BEGIN DATA TO EXAMINE

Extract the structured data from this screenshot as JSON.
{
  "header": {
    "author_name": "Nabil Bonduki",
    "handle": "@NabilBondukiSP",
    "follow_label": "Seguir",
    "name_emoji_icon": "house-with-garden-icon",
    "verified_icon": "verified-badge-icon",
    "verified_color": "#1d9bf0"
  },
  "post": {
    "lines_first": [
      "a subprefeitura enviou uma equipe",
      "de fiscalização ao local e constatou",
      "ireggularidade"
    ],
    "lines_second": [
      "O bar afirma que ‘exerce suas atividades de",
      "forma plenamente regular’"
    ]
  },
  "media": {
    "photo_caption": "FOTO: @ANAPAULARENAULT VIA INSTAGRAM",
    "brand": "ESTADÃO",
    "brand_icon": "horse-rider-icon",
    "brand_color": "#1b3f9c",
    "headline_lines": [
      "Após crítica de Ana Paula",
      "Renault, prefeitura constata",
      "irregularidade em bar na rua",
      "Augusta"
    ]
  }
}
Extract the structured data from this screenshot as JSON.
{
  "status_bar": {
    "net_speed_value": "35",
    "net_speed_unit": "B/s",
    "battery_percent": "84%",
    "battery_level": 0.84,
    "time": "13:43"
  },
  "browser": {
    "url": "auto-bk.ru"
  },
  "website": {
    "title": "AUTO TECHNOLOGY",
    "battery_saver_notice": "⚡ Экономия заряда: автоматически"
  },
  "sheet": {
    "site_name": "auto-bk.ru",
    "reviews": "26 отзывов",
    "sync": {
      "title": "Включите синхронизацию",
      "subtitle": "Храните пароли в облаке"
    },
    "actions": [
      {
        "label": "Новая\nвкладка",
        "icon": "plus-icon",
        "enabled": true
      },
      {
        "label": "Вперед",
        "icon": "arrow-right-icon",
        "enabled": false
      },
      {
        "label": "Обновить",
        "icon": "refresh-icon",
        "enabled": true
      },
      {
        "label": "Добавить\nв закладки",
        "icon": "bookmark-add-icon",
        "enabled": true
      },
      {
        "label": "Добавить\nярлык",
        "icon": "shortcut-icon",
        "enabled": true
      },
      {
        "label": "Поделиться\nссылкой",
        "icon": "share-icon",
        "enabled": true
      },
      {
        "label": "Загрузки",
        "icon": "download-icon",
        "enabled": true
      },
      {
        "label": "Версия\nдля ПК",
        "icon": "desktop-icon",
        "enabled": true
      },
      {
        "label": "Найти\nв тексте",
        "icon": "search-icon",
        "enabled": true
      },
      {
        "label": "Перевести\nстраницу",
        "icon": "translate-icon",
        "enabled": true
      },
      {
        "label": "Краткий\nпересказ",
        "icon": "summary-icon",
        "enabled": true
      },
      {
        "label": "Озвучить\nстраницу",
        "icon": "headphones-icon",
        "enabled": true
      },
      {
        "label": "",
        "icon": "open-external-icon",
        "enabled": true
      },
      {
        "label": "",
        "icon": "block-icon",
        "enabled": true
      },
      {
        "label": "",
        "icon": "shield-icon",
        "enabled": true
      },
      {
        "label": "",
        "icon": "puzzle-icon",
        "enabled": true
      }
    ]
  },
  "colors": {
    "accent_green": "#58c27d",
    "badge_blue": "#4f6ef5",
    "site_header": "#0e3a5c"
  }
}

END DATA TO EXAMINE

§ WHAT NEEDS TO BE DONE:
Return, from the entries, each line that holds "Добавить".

§ OUTPUT BELOW:
        "label": "Добавить\nв закладки",
        "label": "Добавить\nярлык",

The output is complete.